- Work required
Your task is to retype every entry exactly while omitting the pictures.

(Dataset)

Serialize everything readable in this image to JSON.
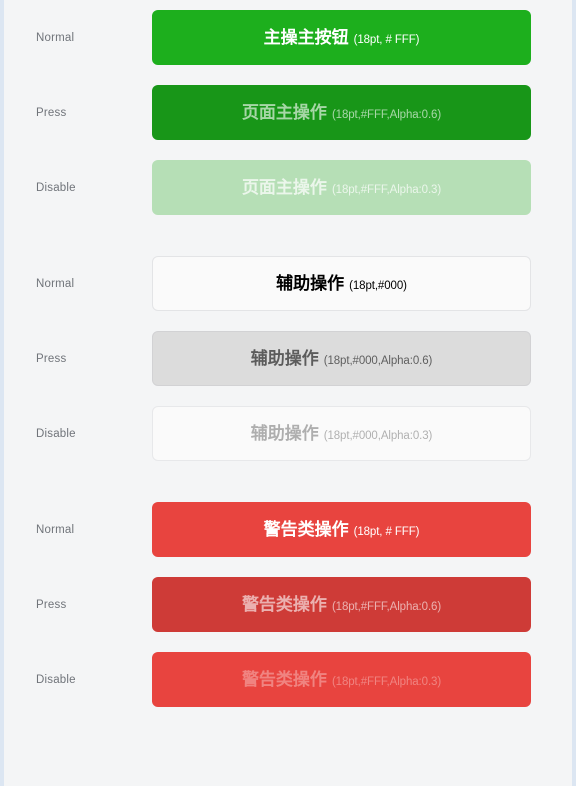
{
  "colors": {
    "page_edge": "#DCE6F2",
    "card_background": "#F4F5F6",
    "primary_normal": "#1DAF1D",
    "primary_press": "#189618",
    "primary_disable": "#B6DFB6",
    "secondary_normal": "#FAFAFA",
    "secondary_press": "#DCDCDC",
    "secondary_disable": "#FAFAFA",
    "warning_normal": "#E8443F",
    "warning_press": "#CE3B37",
    "warning_disable": "#E8443F",
    "row_label": "#70747A"
  },
  "groups": [
    {
      "name": "primary",
      "rows": [
        {
          "state_label": "Normal",
          "button_label": "主操主按钮",
          "button_note": "(18pt, # FFF)"
        },
        {
          "state_label": "Press",
          "button_label": "页面主操作",
          "button_note": "(18pt,#FFF,Alpha:0.6)"
        },
        {
          "state_label": "Disable",
          "button_label": "页面主操作",
          "button_note": "(18pt,#FFF,Alpha:0.3)"
        }
      ]
    },
    {
      "name": "secondary",
      "rows": [
        {
          "state_label": "Normal",
          "button_label": "辅助操作",
          "button_note": "(18pt,#000)"
        },
        {
          "state_label": "Press",
          "button_label": "辅助操作",
          "button_note": "(18pt,#000,Alpha:0.6)"
        },
        {
          "state_label": "Disable",
          "button_label": "辅助操作",
          "button_note": "(18pt,#000,Alpha:0.3)"
        }
      ]
    },
    {
      "name": "warning",
      "rows": [
        {
          "state_label": "Normal",
          "button_label": "警告类操作",
          "button_note": "(18pt, # FFF)"
        },
        {
          "state_label": "Press",
          "button_label": "警告类操作",
          "button_note": "(18pt,#FFF,Alpha:0.6)"
        },
        {
          "state_label": "Disable",
          "button_label": "警告类操作",
          "button_note": "(18pt,#FFF,Alpha:0.3)"
        }
      ]
    }
  ]
}
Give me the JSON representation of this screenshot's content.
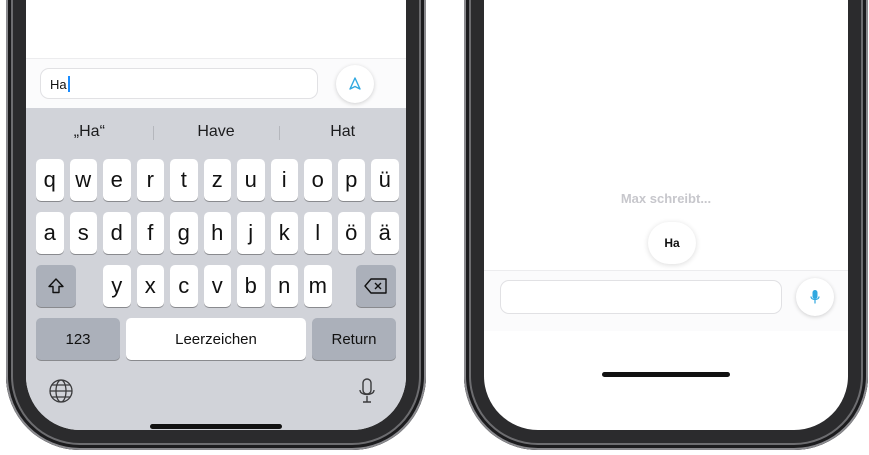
{
  "colors": {
    "accent": "#30a8e0",
    "keyboard_bg": "#d1d3d9",
    "fn_key": "#abb0ba",
    "muted_text": "#c7c7cc"
  },
  "left_phone": {
    "input": {
      "value": "Ha"
    },
    "send_icon": "send-arrow-icon",
    "suggestions": [
      "„Ha“",
      "Have",
      "Hat"
    ],
    "keys": {
      "row1": [
        "q",
        "w",
        "e",
        "r",
        "t",
        "z",
        "u",
        "i",
        "o",
        "p",
        "ü"
      ],
      "row2": [
        "a",
        "s",
        "d",
        "f",
        "g",
        "h",
        "j",
        "k",
        "l",
        "ö",
        "ä"
      ],
      "row3": [
        "y",
        "x",
        "c",
        "v",
        "b",
        "n",
        "m"
      ],
      "shift_icon": "shift-arrow-icon",
      "backspace_icon": "backspace-icon",
      "numbers_label": "123",
      "space_label": "Leerzeichen",
      "return_label": "Return",
      "globe_icon": "globe-icon",
      "dictation_icon": "microphone-icon"
    }
  },
  "right_phone": {
    "typing_indicator": "Max schreibt...",
    "bubble_text": "Ha",
    "mic_icon": "microphone-icon"
  }
}
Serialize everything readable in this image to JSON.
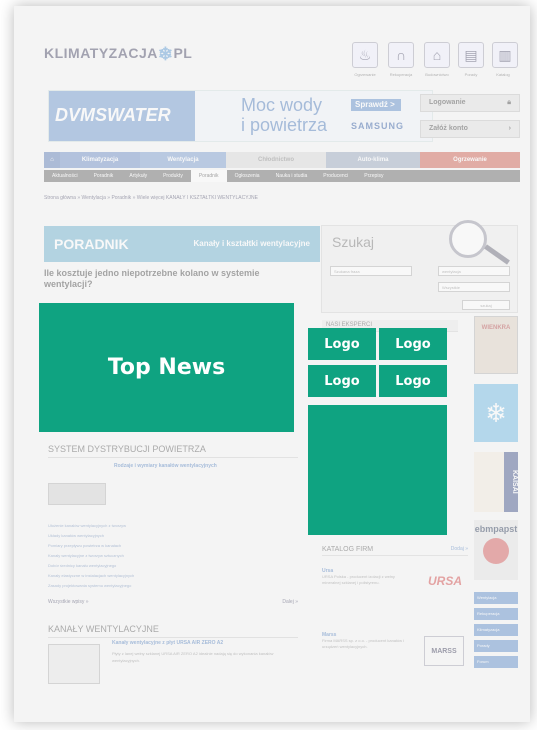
{
  "colors": {
    "overlay_green": "#0fa381",
    "nav_blue": "#4a6fae",
    "nav_red": "#c0392b"
  },
  "header": {
    "logo_text": "KLIMATYZACJA",
    "logo_suffix": "PL",
    "icons": [
      {
        "name": "fire-icon",
        "glyph": "♨",
        "label": "Ogrzewanie"
      },
      {
        "name": "arch-icon",
        "glyph": "∩",
        "label": "Rekuperacja"
      },
      {
        "name": "house-icon",
        "glyph": "⌂",
        "label": "Budownictwo"
      },
      {
        "name": "document-icon",
        "glyph": "▤",
        "label": "Porady"
      },
      {
        "name": "catalog-icon",
        "glyph": "▥",
        "label": "Katalog"
      }
    ],
    "login_label": "Logowanie",
    "register_label": "Załóż konto"
  },
  "banner": {
    "brand": "DVMSWATER",
    "headline_1": "Moc wody",
    "headline_2": "i powietrza",
    "cta": "Sprawdź >",
    "partner": "SAMSUNG"
  },
  "nav_main": [
    {
      "label": "Klimatyzacja",
      "color": "#5b7fbf"
    },
    {
      "label": "Wentylacja",
      "color": "#6a8fc8"
    },
    {
      "label": "Chłodnictwo",
      "color": "#d4d4d4"
    },
    {
      "label": "Auto-klima",
      "color": "#8a9bb5"
    },
    {
      "label": "Ogrzewanie",
      "color": "#c74a3a"
    }
  ],
  "nav_sub": [
    "Aktualności",
    "Poradnik",
    "Artykuły",
    "Produkty",
    "Poradnik",
    "Ogłoszenia",
    "Nauka i studia",
    "Producenci",
    "Przepisy"
  ],
  "breadcrumb": "Strona główna » Wentylacja » Poradnik » Wiele więcej KANAŁY I KSZTAŁTKI WENTYLACYJNE",
  "poradnik": {
    "label": "PORADNIK",
    "topic": "Kanały i kształtki wentylacyjne",
    "question": "Ile kosztuje jedno niepotrzebne kolano w systemie wentylacji?"
  },
  "search": {
    "heading": "Szukaj",
    "placeholder": "Szukana fraza",
    "category_value": "wentylacja",
    "region_value": "Wszystkie",
    "button": "szukaj"
  },
  "experts": {
    "heading": "NASI EKSPERCI"
  },
  "overlays": {
    "top_news": "Top News",
    "logos": [
      "Logo",
      "Logo",
      "Logo",
      "Logo"
    ]
  },
  "section_system": {
    "title": "SYSTEM DYSTRYBUCJI POWIETRZA",
    "lead": "Rodzaje i wymiary kanałów wentylacyjnych",
    "items": [
      "Ułożenie kanałów wentylacyjnych z tworzyw",
      "Układy kanałów wentylacyjnych",
      "Pomiary przepływu powietrza w kanałach",
      "Kanały wentylacyjne z tworzyw sztucznych",
      "Dobór średnicy kanału wentylacyjnego",
      "Kanały elastyczne w instalacjach wentylacyjnych",
      "Zasady projektowania systemu wentylacyjnego"
    ],
    "more": "Wszystkie wpisy »",
    "next": "Dalej »"
  },
  "section_channels": {
    "title": "KANAŁY WENTYLACYJNE",
    "lead": "Kanały wentylacyjne z płyt URSA AIR ZERO A2",
    "body": "Płyty z lanej wełny szklanej URSA AIR ZERO A2 idealnie nadają się do wykonania kanałów wentylacyjnych."
  },
  "katalog": {
    "heading": "KATALOG FIRM",
    "link": "Dodaj »",
    "entries": [
      {
        "name": "Ursa",
        "desc": "URSA Polska - producent izolacji z wełny mineralnej szklanej i polistyrenu.",
        "brand": "URSA"
      },
      {
        "name": "Marss",
        "desc": "Firma MARSS sp. z o.o. - producent kanałów i urządzeń wentylacyjnych.",
        "brand": "MARSS"
      }
    ]
  },
  "right_banners": [
    "WIENKRA",
    "snowflake",
    "KAISAI",
    "ebmpapst"
  ],
  "right_links": [
    "Wentylacja",
    "Rekuperacja",
    "Klimatyzacja",
    "Porady",
    "Forum"
  ]
}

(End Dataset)

- Finished task
Serialize everything readable in this image to JSON.
{
  "colors": {
    "page_edge": "#DCE6F2",
    "card_background": "#F4F5F6",
    "primary_normal": "#1DAF1D",
    "primary_press": "#189618",
    "primary_disable": "#B6DFB6",
    "secondary_normal": "#FAFAFA",
    "secondary_press": "#DCDCDC",
    "secondary_disable": "#FAFAFA",
    "warning_normal": "#E8443F",
    "warning_press": "#CE3B37",
    "warning_disable": "#E8443F",
    "row_label": "#70747A"
  },
  "groups": [
    {
      "name": "primary",
      "rows": [
        {
          "state_label": "Normal",
          "button_label": "主操主按钮",
          "button_note": "(18pt, # FFF)"
        },
        {
          "state_label": "Press",
          "button_label": "页面主操作",
          "button_note": "(18pt,#FFF,Alpha:0.6)"
        },
        {
          "state_label": "Disable",
          "button_label": "页面主操作",
          "button_note": "(18pt,#FFF,Alpha:0.3)"
        }
      ]
    },
    {
      "name": "secondary",
      "rows": [
        {
          "state_label": "Normal",
          "button_label": "辅助操作",
          "button_note": "(18pt,#000)"
        },
        {
          "state_label": "Press",
          "button_label": "辅助操作",
          "button_note": "(18pt,#000,Alpha:0.6)"
        },
        {
          "state_label": "Disable",
          "button_label": "辅助操作",
          "button_note": "(18pt,#000,Alpha:0.3)"
        }
      ]
    },
    {
      "name": "warning",
      "rows": [
        {
          "state_label": "Normal",
          "button_label": "警告类操作",
          "button_note": "(18pt, # FFF)"
        },
        {
          "state_label": "Press",
          "button_label": "警告类操作",
          "button_note": "(18pt,#FFF,Alpha:0.6)"
        },
        {
          "state_label": "Disable",
          "button_label": "警告类操作",
          "button_note": "(18pt,#FFF,Alpha:0.3)"
        }
      ]
    }
  ]
}
Give me the JSON representation of this screenshot's content.
{
  "colors": {
    "accent": "#30a8e0",
    "keyboard_bg": "#d1d3d9",
    "fn_key": "#abb0ba",
    "muted_text": "#c7c7cc"
  },
  "left_phone": {
    "input": {
      "value": "Ha"
    },
    "send_icon": "send-arrow-icon",
    "suggestions": [
      "„Ha“",
      "Have",
      "Hat"
    ],
    "keys": {
      "row1": [
        "q",
        "w",
        "e",
        "r",
        "t",
        "z",
        "u",
        "i",
        "o",
        "p",
        "ü"
      ],
      "row2": [
        "a",
        "s",
        "d",
        "f",
        "g",
        "h",
        "j",
        "k",
        "l",
        "ö",
        "ä"
      ],
      "row3": [
        "y",
        "x",
        "c",
        "v",
        "b",
        "n",
        "m"
      ],
      "shift_icon": "shift-arrow-icon",
      "backspace_icon": "backspace-icon",
      "numbers_label": "123",
      "space_label": "Leerzeichen",
      "return_label": "Return",
      "globe_icon": "globe-icon",
      "dictation_icon": "microphone-icon"
    }
  },
  "right_phone": {
    "typing_indicator": "Max schreibt...",
    "bubble_text": "Ha",
    "mic_icon": "microphone-icon"
  }
}
Serialize everything readable in this image to JSON.
{
  "colors": {
    "overlay_green": "#0fa381",
    "nav_blue": "#4a6fae",
    "nav_red": "#c0392b"
  },
  "header": {
    "logo_text": "KLIMATYZACJA",
    "logo_suffix": "PL",
    "icons": [
      {
        "name": "fire-icon",
        "glyph": "♨",
        "label": "Ogrzewanie"
      },
      {
        "name": "arch-icon",
        "glyph": "∩",
        "label": "Rekuperacja"
      },
      {
        "name": "house-icon",
        "glyph": "⌂",
        "label": "Budownictwo"
      },
      {
        "name": "document-icon",
        "glyph": "▤",
        "label": "Porady"
      },
      {
        "name": "catalog-icon",
        "glyph": "▥",
        "label": "Katalog"
      }
    ],
    "login_label": "Logowanie",
    "register_label": "Załóż konto"
  },
  "banner": {
    "brand": "DVMSWATER",
    "headline_1": "Moc wody",
    "headline_2": "i powietrza",
    "cta": "Sprawdź >",
    "partner": "SAMSUNG"
  },
  "nav_main": [
    {
      "label": "Klimatyzacja",
      "color": "#5b7fbf"
    },
    {
      "label": "Wentylacja",
      "color": "#6a8fc8"
    },
    {
      "label": "Chłodnictwo",
      "color": "#d4d4d4"
    },
    {
      "label": "Auto-klima",
      "color": "#8a9bb5"
    },
    {
      "label": "Ogrzewanie",
      "color": "#c74a3a"
    }
  ],
  "nav_sub": [
    "Aktualności",
    "Poradnik",
    "Artykuły",
    "Produkty",
    "Poradnik",
    "Ogłoszenia",
    "Nauka i studia",
    "Producenci",
    "Przepisy"
  ],
  "breadcrumb": "Strona główna » Wentylacja » Poradnik » Wiele więcej KANAŁY I KSZTAŁTKI WENTYLACYJNE",
  "poradnik": {
    "label": "PORADNIK",
    "topic": "Kanały i kształtki wentylacyjne",
    "question": "Ile kosztuje jedno niepotrzebne kolano w systemie wentylacji?"
  },
  "search": {
    "heading": "Szukaj",
    "placeholder": "Szukana fraza",
    "category_value": "wentylacja",
    "region_value": "Wszystkie",
    "button": "szukaj"
  },
  "experts": {
    "heading": "NASI EKSPERCI"
  },
  "overlays": {
    "top_news": "Top News",
    "logos": [
      "Logo",
      "Logo",
      "Logo",
      "Logo"
    ]
  },
  "section_system": {
    "title": "SYSTEM DYSTRYBUCJI POWIETRZA",
    "lead": "Rodzaje i wymiary kanałów wentylacyjnych",
    "items": [
      "Ułożenie kanałów wentylacyjnych z tworzyw",
      "Układy kanałów wentylacyjnych",
      "Pomiary przepływu powietrza w kanałach",
      "Kanały wentylacyjne z tworzyw sztucznych",
      "Dobór średnicy kanału wentylacyjnego",
      "Kanały elastyczne w instalacjach wentylacyjnych",
      "Zasady projektowania systemu wentylacyjnego"
    ],
    "more": "Wszystkie wpisy »",
    "next": "Dalej »"
  },
  "section_channels": {
    "title": "KANAŁY WENTYLACYJNE",
    "lead": "Kanały wentylacyjne z płyt URSA AIR ZERO A2",
    "body": "Płyty z lanej wełny szklanej URSA AIR ZERO A2 idealnie nadają się do wykonania kanałów wentylacyjnych."
  },
  "katalog": {
    "heading": "KATALOG FIRM",
    "link": "Dodaj »",
    "entries": [
      {
        "name": "Ursa",
        "desc": "URSA Polska - producent izolacji z wełny mineralnej szklanej i polistyrenu.",
        "brand": "URSA"
      },
      {
        "name": "Marss",
        "desc": "Firma MARSS sp. z o.o. - producent kanałów i urządzeń wentylacyjnych.",
        "brand": "MARSS"
      }
    ]
  },
  "right_banners": [
    "WIENKRA",
    "snowflake",
    "KAISAI",
    "ebmpapst"
  ],
  "right_links": [
    "Wentylacja",
    "Rekuperacja",
    "Klimatyzacja",
    "Porady",
    "Forum"
  ]
}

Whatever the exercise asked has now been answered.